Libertarians don't believe that the people who work for the government are evil. It's the institution of government itself, a monopoly on the use of force that can martial the resources of the entire nation. That kind of power is dangerous even when used by good people with good intentions.

Read the rest of the article at The 

Huffington Post...


Tuesday, January 21, 2014

Obama’s proposed NSA reforms prove he doesn’t understand checks and balances

utah datacenterPresident Obama delivered a speech on Friday outlining his plans to address the widespread outrage over the domestic surveillance activities of the National Security Agency. However well-intentioned, the president’s proposals indicate he just doesn’t get the constitutional notion of delegated powers.

Implicit in the Fourth Amendment is the principle that the government should remain powerless unless and until an individual is reasonably suspected of having committed a crime.

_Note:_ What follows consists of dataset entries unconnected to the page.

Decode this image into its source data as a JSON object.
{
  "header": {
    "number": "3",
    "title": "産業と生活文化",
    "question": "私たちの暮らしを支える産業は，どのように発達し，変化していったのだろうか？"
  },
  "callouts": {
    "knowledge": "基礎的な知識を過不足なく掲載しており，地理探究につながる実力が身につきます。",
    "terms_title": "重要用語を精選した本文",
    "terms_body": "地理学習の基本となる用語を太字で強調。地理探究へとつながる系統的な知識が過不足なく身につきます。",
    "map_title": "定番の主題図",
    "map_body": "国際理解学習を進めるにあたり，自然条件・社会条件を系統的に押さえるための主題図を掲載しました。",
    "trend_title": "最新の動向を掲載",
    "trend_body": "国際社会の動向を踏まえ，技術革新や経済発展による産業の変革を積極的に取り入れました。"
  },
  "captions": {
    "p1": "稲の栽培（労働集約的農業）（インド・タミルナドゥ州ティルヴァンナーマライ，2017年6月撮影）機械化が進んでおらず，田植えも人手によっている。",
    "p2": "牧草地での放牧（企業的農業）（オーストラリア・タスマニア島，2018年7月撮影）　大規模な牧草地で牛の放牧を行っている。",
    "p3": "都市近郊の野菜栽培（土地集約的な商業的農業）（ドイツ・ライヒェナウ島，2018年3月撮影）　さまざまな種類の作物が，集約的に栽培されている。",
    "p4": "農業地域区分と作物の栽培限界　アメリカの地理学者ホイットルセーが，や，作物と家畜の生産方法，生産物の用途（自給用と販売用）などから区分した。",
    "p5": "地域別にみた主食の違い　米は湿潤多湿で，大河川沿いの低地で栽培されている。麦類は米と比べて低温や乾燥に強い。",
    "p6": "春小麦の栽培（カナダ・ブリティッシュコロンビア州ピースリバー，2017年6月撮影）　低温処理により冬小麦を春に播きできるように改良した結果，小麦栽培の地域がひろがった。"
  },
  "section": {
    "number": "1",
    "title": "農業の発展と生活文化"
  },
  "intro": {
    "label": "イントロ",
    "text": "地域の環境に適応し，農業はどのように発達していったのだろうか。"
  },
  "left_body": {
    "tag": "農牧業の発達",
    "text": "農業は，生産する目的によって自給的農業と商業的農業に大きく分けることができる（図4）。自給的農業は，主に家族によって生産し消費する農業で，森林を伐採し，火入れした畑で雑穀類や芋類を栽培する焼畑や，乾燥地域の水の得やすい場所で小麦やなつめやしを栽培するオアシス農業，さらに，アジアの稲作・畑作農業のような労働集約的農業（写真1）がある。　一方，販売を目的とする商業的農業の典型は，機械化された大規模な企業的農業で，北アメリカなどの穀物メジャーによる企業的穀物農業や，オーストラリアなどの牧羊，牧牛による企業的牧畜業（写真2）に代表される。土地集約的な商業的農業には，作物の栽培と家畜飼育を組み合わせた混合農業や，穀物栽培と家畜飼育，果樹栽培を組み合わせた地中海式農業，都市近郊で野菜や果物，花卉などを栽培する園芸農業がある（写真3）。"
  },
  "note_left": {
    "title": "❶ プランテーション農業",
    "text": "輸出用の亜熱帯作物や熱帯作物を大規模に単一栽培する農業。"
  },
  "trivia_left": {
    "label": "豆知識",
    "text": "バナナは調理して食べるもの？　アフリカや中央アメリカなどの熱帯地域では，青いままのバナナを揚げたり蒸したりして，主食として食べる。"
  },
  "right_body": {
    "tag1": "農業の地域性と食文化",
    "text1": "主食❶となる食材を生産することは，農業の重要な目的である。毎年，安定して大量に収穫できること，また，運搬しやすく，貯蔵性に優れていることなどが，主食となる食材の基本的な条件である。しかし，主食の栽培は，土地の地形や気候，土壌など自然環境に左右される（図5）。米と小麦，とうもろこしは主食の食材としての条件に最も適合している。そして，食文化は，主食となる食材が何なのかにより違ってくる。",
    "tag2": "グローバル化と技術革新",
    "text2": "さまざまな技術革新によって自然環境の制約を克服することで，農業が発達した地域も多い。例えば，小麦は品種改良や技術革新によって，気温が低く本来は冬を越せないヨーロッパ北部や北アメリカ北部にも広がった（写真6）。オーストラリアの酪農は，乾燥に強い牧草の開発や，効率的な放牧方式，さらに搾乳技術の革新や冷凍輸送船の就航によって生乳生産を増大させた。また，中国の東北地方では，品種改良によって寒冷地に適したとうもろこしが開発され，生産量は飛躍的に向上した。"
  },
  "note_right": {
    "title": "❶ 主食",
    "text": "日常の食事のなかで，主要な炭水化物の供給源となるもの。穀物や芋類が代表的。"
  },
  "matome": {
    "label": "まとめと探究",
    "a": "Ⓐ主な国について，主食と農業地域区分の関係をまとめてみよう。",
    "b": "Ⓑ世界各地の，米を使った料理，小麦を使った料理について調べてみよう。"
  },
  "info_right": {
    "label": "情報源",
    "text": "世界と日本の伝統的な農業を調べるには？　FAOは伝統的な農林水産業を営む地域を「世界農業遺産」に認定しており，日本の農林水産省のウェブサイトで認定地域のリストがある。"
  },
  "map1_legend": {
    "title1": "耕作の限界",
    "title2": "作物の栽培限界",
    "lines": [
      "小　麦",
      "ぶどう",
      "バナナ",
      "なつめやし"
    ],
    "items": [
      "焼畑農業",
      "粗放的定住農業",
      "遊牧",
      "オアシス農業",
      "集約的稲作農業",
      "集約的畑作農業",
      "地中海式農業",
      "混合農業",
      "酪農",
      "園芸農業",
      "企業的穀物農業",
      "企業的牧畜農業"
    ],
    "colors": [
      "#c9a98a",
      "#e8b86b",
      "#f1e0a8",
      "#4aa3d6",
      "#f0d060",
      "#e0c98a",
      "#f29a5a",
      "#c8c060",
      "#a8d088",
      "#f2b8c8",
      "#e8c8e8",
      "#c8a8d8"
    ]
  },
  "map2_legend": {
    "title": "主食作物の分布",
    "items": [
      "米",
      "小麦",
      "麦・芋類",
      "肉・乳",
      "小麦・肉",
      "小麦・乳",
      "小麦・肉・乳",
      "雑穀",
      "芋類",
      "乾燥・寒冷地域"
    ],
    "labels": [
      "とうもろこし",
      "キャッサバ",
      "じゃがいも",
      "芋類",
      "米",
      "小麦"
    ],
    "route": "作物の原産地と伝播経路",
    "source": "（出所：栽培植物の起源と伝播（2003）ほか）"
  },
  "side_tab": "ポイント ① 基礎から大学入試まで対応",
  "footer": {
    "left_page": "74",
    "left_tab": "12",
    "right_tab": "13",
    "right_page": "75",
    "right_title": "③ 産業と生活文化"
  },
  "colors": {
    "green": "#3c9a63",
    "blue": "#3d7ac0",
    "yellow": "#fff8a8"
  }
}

It isn’t even allowed to search one’s person or papers (viz. phone records, emails) to collect the proof it needs until it persuades a judge that it has probable cause.

The only reason the Fourth Amendment offers any protection is it prescribes an adversarial process. The judicial branch is predisposed to refuse to issue a warrant until the executive branch provides sufficient evidence of probable cause.

Read the rest of the article at the Daily 

Caller...


Sunday, January 19, 2014

Obama's NSA speech proves government can't prevent terrorism in a free society

obama911TAMPA, January 18, 2014 – President Obama outlined his proposed reforms of the NSA’s domestic surveillance activities in a speech on Friday. The speech was at times eloquent and the president’s intentions appear genuine, but his recommendations for reform are inadequate. As long as the government is trying to prevent crime or terrorism in the future, it’s going to trample liberty in the present.

The president stated the crux of the problem during his speech:
“So we demanded [after 9/11] that our intelligence community improve its capabilities and that law enforcement change practices to focus more on preventing attacks before they happen than prosecuting terrorists after an attack.”

Freedom requires that the government not attempt to prevent anything. All powers granted to the government relate to crimes committed in the past.

The Bill of Rights rests upon this assumption. Rooted in what is now called the “libertarian” principle of non-aggression, the Fifth Amendment prohibits the government from using force against an individual until it has proven beyond a reasonable doubt that the individual has committed a crime in the past.
The Fourth Amendment goes even farther, prohibiting the government from even searching an individual or his papers (e.g., phone records, e-mails, etc.) without probable cause that the individual has committed a crime in the past.

The entire Bill of Rights supposes that you are beyond the reach of government until you have actually committed a crime. That logically excludes the possibility of the government preventing anything, because the government must employ force against the innocent to do so.

Read the rest of the article at 

Communities Digital News...